I did get back home to see the last three rounds of the Open Championship at Royal Portrush in Northern Ireland. It was disappointing that Rory McIlroy and Tiger Woods could not be around for the final two rounds. In Rory's case, it was too much pressure to be the hometown and country favorite on a course that he knows very well. Say what you want, the first round for Rory was a choke. The next round of 65 was brilliant, but after you choke, then you are free to play your real game. Tiger was a different story. The golf pundits have speculated that something wasn't quite right with Tiger's health. After he missed the cut, he confirmed that he is having good and bad days with his body. He can't rely on his back cooperating on a regular basis. Sadly, what he once took for granted now is a day to day situation. The body has gone through a lot in the past six years. What we witnessed last summer and at the Masters was truly a miracle, now the reality must be addressed. Will we see Tiger win again? Probably, but we must also expect more missed cuts and non-tigeresk performances. That he is playing and still competing is a big bonus for all golfers.

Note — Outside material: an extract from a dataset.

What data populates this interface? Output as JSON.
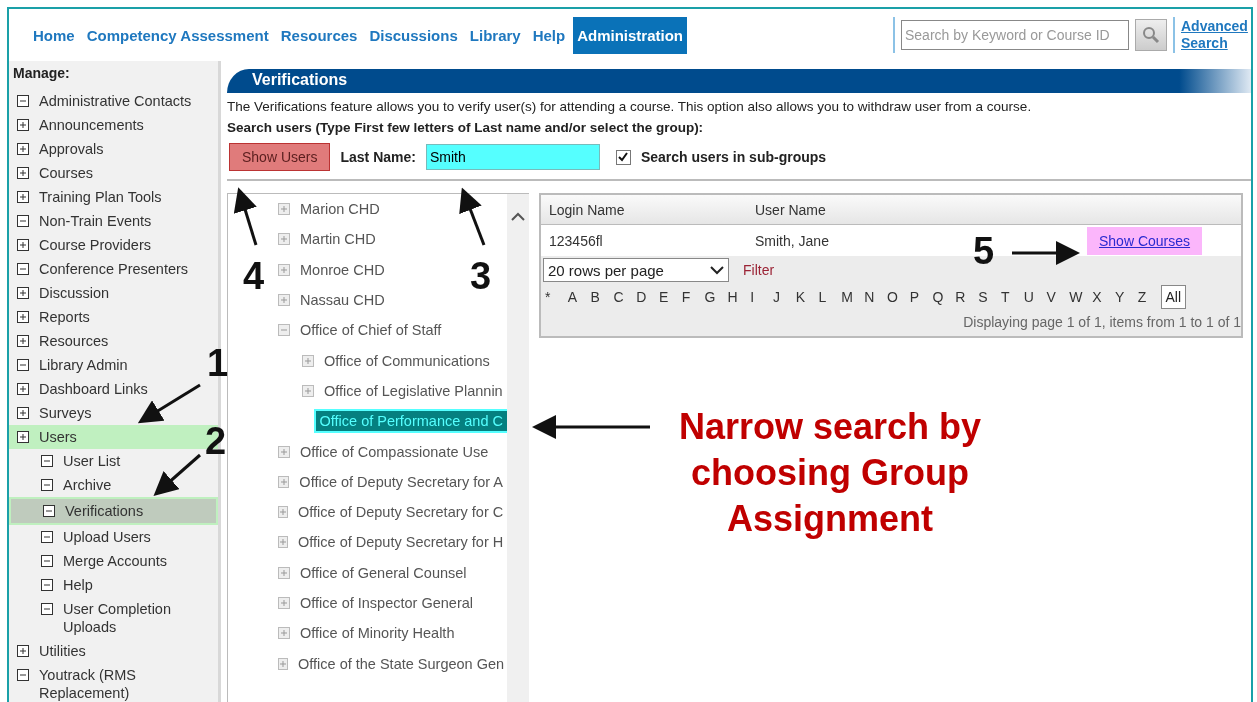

Shane Lowry was the best player this week at Royal Portrush. He handled all adversity better than anyone else. His swing and game were a perfect fit for this type of weather and golf course. Others have similar capabilities, but only Shane was able to handle the pressure and hit the right shots at the right time. His third round 63 was a masterpiece of precise shotmaking. History should note that this round was one of the best of all-time. His last round of 72 was the second best score from the last eight groups that battled through the toughest of the weather conditions. It was an impressive show of grit and determination, especially when you are trying to hold on to a four shot lead and have an entire island pulling for him. Ireland and Northern Ireland should be celebrating for a long time. Is more glory in store for Shane? His confidence should be sky-high and he should be able to carry this new composure to future wins. Will that translate to more major wins? I don't think so, but that should not take anything away from this victory. The Open of 2019 at Royal Portrush will long be remembered and celebrated and Shane Lowry will always be the deserving winner.